As always, feedback is welcome and any questions you may have please leave in the comments below.
Once the library scene was complete I moved on to my next project and discovered the delights of external light maps, which really made a big impact on the visuals. So I decided to return to the library scene and give it a new set of crispy shadows instead.
What started as a simple light map update turned into replacing all of the textures with higher resolutions versions and upgrading all of the model objects. I also discovered that external light maps don't do glow effects and had to mix and match light map types.
The white stone is from the banks of the river Danube taken over several days because of problems with the sunlight. The stones were from several sources and then glued together into a perfect grid cutting pattern.

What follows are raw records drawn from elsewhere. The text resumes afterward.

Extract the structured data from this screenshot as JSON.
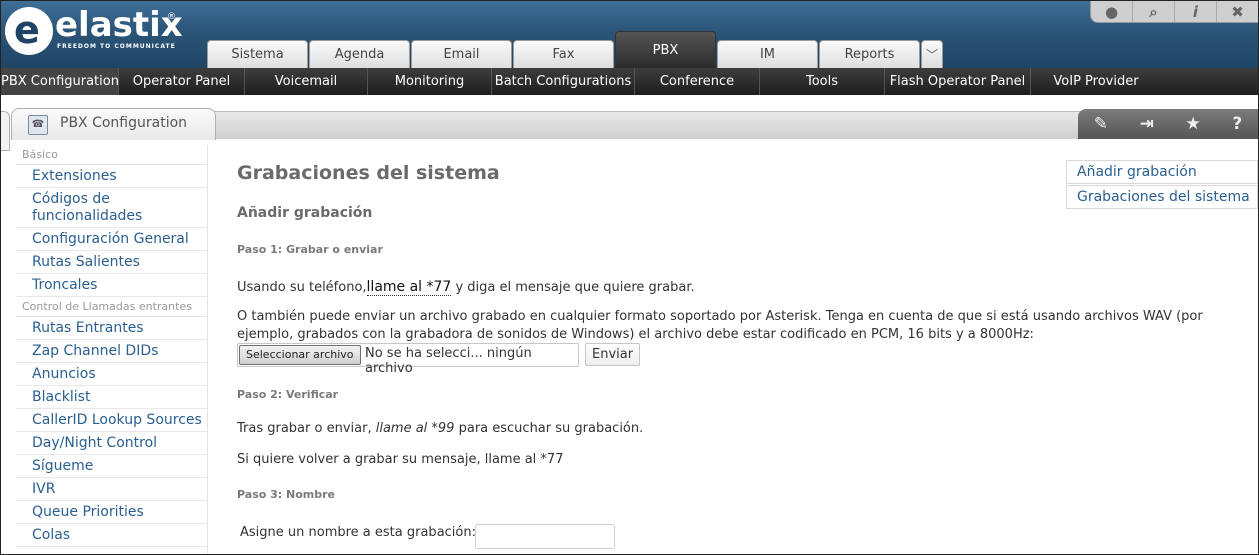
{
  "brand": {
    "logo_mark": "e",
    "name": "elastix",
    "reg": "®",
    "tagline": "FREEDOM TO COMMUNICATE"
  },
  "top_icons": [
    "drop-icon",
    "search-icon",
    "info-icon",
    "settings-icon"
  ],
  "tabs": [
    {
      "label": "Sistema",
      "active": false
    },
    {
      "label": "Agenda",
      "active": false
    },
    {
      "label": "Email",
      "active": false
    },
    {
      "label": "Fax",
      "active": false
    },
    {
      "label": "PBX",
      "active": true
    },
    {
      "label": "IM",
      "active": false
    },
    {
      "label": "Reports",
      "active": false
    }
  ],
  "subnav": [
    {
      "label": "PBX Configuration",
      "active": true
    },
    {
      "label": "Operator Panel",
      "active": false
    },
    {
      "label": "Voicemail",
      "active": false
    },
    {
      "label": "Monitoring",
      "active": false
    },
    {
      "label": "Batch Configurations",
      "active": false
    },
    {
      "label": "Conference",
      "active": false
    },
    {
      "label": "Tools",
      "active": false
    },
    {
      "label": "Flash Operator Panel",
      "active": false
    },
    {
      "label": "VoIP Provider",
      "active": false
    }
  ],
  "module": {
    "title": "PBX Configuration"
  },
  "sidebar": {
    "groups": [
      {
        "heading": "Básico",
        "items": [
          "Extensiones",
          "Códigos de funcionalidades",
          "Configuración General",
          "Rutas Salientes",
          "Troncales"
        ]
      },
      {
        "heading": "Control de Llamadas entrantes",
        "items": [
          "Rutas Entrantes",
          "Zap Channel DIDs",
          "Anuncios",
          "Blacklist",
          "CallerID Lookup Sources",
          "Day/Night Control",
          "Sígueme",
          "IVR",
          "Queue Priorities",
          "Colas"
        ]
      }
    ]
  },
  "right_links": [
    "Añadir grabación",
    "Grabaciones del sistema"
  ],
  "main": {
    "page_title": "Grabaciones del sistema",
    "section_title": "Añadir grabación",
    "step1": "Paso 1: Grabar o enviar",
    "step1_text_a": "Usando su teléfono,",
    "step1_text_b": "llame al *77",
    "step1_text_c": " y diga el mensaje que quiere grabar.",
    "upload_text": "O también puede enviar un archivo grabado en cualquier formato soportado por Asterisk. Tenga en cuenta de que si está usando archivos WAV (por ejemplo, grabados con la grabadora de sonidos de Windows) el archivo debe estar codificado en PCM, 16 bits y a 8000Hz:",
    "file_button": "Seleccionar archivo",
    "file_status": "No se ha selecci... ningún archivo",
    "send_button": "Enviar",
    "step2": "Paso 2: Verificar",
    "step2_text_a": "Tras grabar o enviar, ",
    "step2_text_b": "llame al *99",
    "step2_text_c": " para escuchar su grabación.",
    "step2_rerecord": "Si quiere volver a grabar su mensaje, llame al *77",
    "step3": "Paso 3: Nombre",
    "name_label": "Asigne un nombre a esta grabación:",
    "name_value": ""
  }
}
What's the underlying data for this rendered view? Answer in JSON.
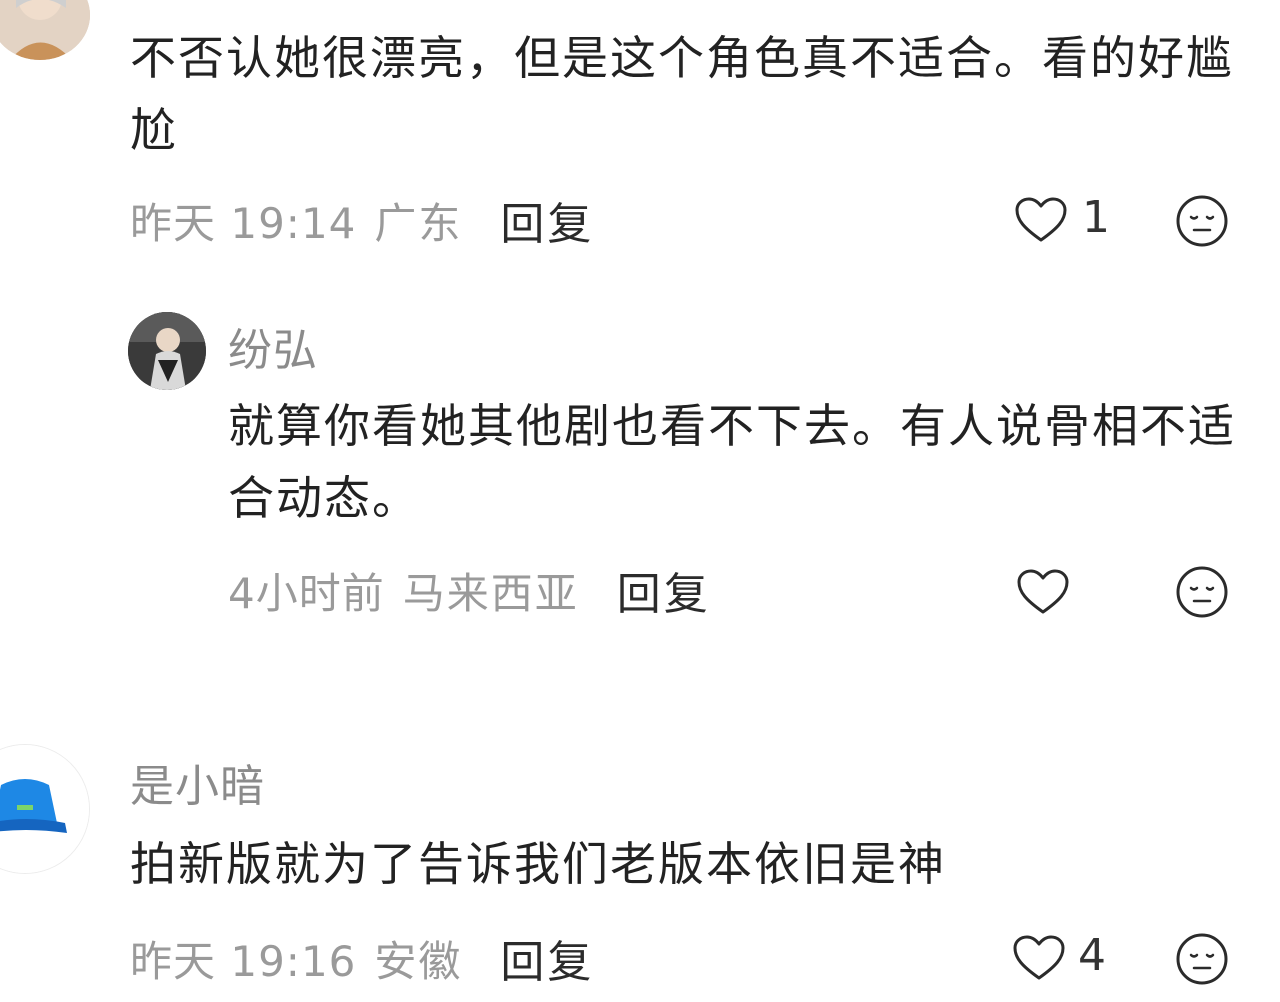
{
  "comments": [
    {
      "text": "不否认她很漂亮，但是这个角色真不适合。看的好尴尬",
      "time": "昨天 19:14",
      "location": "广东",
      "reply_label": "回复",
      "likes": "1"
    },
    {
      "username": "纷弘",
      "text": "就算你看她其他剧也看不下去。有人说骨相不适合动态。",
      "time": "4小时前",
      "location": "马来西亚",
      "reply_label": "回复",
      "likes": ""
    },
    {
      "username": "是小暗",
      "text": "拍新版就为了告诉我们老版本依旧是神",
      "time": "昨天 19:16",
      "location": "安徽",
      "reply_label": "回复",
      "likes": "4"
    }
  ],
  "icons": {
    "like": "heart-outline-icon",
    "emoji": "neutral-face-icon"
  },
  "colors": {
    "meta": "#9a9a9a",
    "username": "#8b8b8b",
    "text": "#222222",
    "avatar_bucket_hat": "#1e88e5"
  }
}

The brown stone is from the back of the church in Pisa and luckily the sun was on the opposite side to me. When the church was being built they took stones from everywhere and it created an interesting patchwork of different types around the walls.
The regal blue wallpaper and door frame are from the Palazzo Vecchio in Florence. The wallpaper was covered in spot lights which caused all sorts of problem with tiling.
The door on the left was made from a frame belonging to a small church by the river in Pisa and the gold leaf inlay from a ceiling in the Palazzo Vecchio in Florence. A wood texture was blended over the top to make sure the door looked consistent.
The door on the right is from the back of the Baptistry next to the Santa Maria del Fiore in Florence. The door is a good copy of the original image and I only removed the shadows from the top.
One of my favourite textures in the palace set is the blue floor tile from the Piccolomini Library inside of the Siena Cathedral. The library was a small room connected to the nave and the walls were covered in 10 large frescoes. In the center of the room was a collection of music tomes and they were designed for giant hands!
The floor was covered in a sea of diamonds with hand painted crescent moon symbol in the middle. The tiles were not the originals from the 15th century, but there was plenty of wear and tear detail and special half diamond versions connected to an outer border. Unfortunately I did not take enough pictures of the floor and I ended up with a very small tileable texture.